Lesley Lloyd played football not merely for freedom but for fun. “It was about fighting for what we believed was right," sy sê. “I’m proud of what we did.” Lloyd is reflecting on the events of 50 years ago when, as captain of Southampton Ladies, she led her team to victory in the first Women’s FA Cup final. That 4-1 triumph over Scotland’s Stewarton Thistle at Crystal Palace National Sports Centre in May 1971 was much more than just another match; it marked a watershed moment in the game’s history.
Aan 5 Desember 1921 the English Football Association had declared the game to be “quite unsuitable for females” before barring women from playing on grounds belonging to affiliated men’s clubs.
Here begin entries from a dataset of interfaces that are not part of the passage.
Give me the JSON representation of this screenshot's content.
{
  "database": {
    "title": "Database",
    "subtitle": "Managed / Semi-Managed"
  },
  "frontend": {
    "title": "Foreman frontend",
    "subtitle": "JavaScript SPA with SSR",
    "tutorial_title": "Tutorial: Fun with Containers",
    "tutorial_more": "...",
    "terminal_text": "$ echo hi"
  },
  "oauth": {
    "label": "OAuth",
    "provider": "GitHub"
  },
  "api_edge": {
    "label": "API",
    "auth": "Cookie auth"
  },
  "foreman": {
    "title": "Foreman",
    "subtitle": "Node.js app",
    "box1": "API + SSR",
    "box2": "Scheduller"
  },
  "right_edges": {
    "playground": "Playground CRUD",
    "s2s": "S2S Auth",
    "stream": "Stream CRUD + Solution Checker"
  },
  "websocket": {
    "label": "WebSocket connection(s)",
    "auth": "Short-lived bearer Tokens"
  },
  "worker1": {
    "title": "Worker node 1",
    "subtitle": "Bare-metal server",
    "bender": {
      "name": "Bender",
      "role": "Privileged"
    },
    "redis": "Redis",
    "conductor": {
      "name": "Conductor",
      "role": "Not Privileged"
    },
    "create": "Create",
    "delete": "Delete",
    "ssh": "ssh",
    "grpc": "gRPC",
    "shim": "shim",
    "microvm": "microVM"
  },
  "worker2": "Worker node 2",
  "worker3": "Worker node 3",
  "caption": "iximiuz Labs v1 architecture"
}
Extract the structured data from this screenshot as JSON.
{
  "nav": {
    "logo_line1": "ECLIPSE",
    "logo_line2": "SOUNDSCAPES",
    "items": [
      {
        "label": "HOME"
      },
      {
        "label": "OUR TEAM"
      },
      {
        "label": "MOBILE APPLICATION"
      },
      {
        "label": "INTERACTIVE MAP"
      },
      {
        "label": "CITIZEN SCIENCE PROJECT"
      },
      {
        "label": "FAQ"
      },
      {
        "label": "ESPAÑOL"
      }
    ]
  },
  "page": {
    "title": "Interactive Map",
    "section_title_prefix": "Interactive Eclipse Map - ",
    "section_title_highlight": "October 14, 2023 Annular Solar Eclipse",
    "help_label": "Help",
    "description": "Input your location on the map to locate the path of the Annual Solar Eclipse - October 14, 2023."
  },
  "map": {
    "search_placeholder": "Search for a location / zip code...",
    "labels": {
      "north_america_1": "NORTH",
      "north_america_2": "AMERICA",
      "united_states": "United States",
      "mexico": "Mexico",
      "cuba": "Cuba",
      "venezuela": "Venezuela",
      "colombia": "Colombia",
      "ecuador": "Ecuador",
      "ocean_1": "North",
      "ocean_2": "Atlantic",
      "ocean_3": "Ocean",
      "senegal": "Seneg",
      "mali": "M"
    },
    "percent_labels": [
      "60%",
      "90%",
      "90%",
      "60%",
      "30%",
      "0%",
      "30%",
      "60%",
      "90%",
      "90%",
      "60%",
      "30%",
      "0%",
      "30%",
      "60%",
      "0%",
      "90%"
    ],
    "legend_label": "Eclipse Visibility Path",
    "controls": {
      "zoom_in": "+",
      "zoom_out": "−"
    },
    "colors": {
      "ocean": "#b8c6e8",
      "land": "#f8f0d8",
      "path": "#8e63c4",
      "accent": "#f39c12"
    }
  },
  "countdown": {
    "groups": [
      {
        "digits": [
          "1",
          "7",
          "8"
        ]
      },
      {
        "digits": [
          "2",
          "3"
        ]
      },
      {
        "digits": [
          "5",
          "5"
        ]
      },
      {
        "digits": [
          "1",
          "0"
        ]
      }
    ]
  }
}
With its Scottish, Welsh and Northern Irish counterparts swiftly following suit, the ban stood for half a century and was not lifted until 1970 when the dawn of enlightenment coincided with the start of a slow-burn revolution; not to mention one of the highlights of Lloyd’s life.
“We were at the front," sy sê, sipping coffee from a Southampton FC mug at her home on the south coast. “It’s a privilege and an honour to have been the first ladies team to have won the FA Cup. It’s something you dreamed of and no one can take away from you.”
On Sunday Lloyd, nou 73, will be a 50th-anniversary guest of honour at Wembley when Arsenal face Chelsea in an evocative Women’s FA Cup final staged 100 years to the day from the ban’s imposition. Before kick-off she will join Elsie Cook, the former Stewarton Thistle captain, in walking on to the pitch and placing the trophy on a plinth. Both women are expected to receive considerable applause for the part they played in putting women’s football back on the map after five decades on the margins.
“The way the game has progressed is just brilliant,” says Lloyd. “Before the ban was lifted, the only place we could play was on a local common so Crystal Palace was like Wembley to us. There were no real facilities on the common. We had a hosepipe to hose our muddy boots down and a sort of hut we got changed in but that was it. There was a pond nearby and quite a few balls ended up in it. I was a midfielder, a No 8, so I ran all over the pitch and, if there was a mud bath, I fell into it.”
In those days, Southampton paid to play football, with their squad of secretaries, trainee solicitors, schoolgirls and council workers chipping into a central fund to cover petrol, kit, food and coach hire. “We paid for everything ourselves but the one thing we have in common with the players today is that we were very competitive,” says Lloyd, then a finance worker. “We only trained about twice a week but we played as hard as they will on Sunday, believe me. I know some of our players still have scars on their legs.
“But the skill level and the fitness level is so much higher now; we were fit for our time but we wouldn’t have lasted five minutes against today’s players. I just wish I was 50 years younger and had access to all the facilities available now.”
Today’s nutritionists would certainly have raised an eyebrow at Lloyd’s pre-match meals on Cup final day. “We got to Crystal Palace too early in the car,” she recalls. “So we went and had a cup of coffee and a cake. Then we had lunch and I remember eating cheese and pickle sandwiches.”
Although she was cheered on by her husband, Graham, and her parents at Crystal Palace – where the groundsman had “forgotten” to cut the grass – there was no public party in Southampton afterwards. “There wasn’t really a celebration, it was all very low key,” Lloyd recalls. “But there were a lot of people watching at Crystal Palace, a real sense of occasion and it was mentioned on the news that evening. There was nothing in the national newspapers, though.”
It felt an entirely different world from 1920 wanneer, shortly before the music stopped and the 100-year ban began, the internationally acclaimed team of Preston factory workers known as Dick, Kerr’s Ladies attracted a crowd of 53,000 to Everton’s Goodison Park for a match against St Helens Ladies, with a further 14,000 locked outside.
The ensuing five decades of injustice explain why Norman Holloway, Southampton’s manager in 1971, swiftly stopped fretting about the unacceptably long grass at Crystal Palace and instead focused his team talk on the bigger picture. Southampton’s captain clearly remembers him telling the team that, as the inaugural FA Cup winners, they would not only make history but remain an enduring part of it.
“We were quite defiant back then,” says Lloyd, who retired a few years later in order to concentrate on raising her two children. “We wondered why we couldn’t have this and that, why football was still a man’s domain but I never dreamed the women’s game would come so far.
“It’s taken time but I think the 2015 World Cup in Canada, wanneer England reached the semi-finals, was a very big turning point in capturing people’s imaginations and the game’s just brilliant now. I only wish I wasn’t 50 years too old and could be playing on Sunday.”
Fans can still purchase tickets for the Vitality Women’s FA Cup final by visiting ticketing.theFA.com, from £20 for adults and £2.50 for children.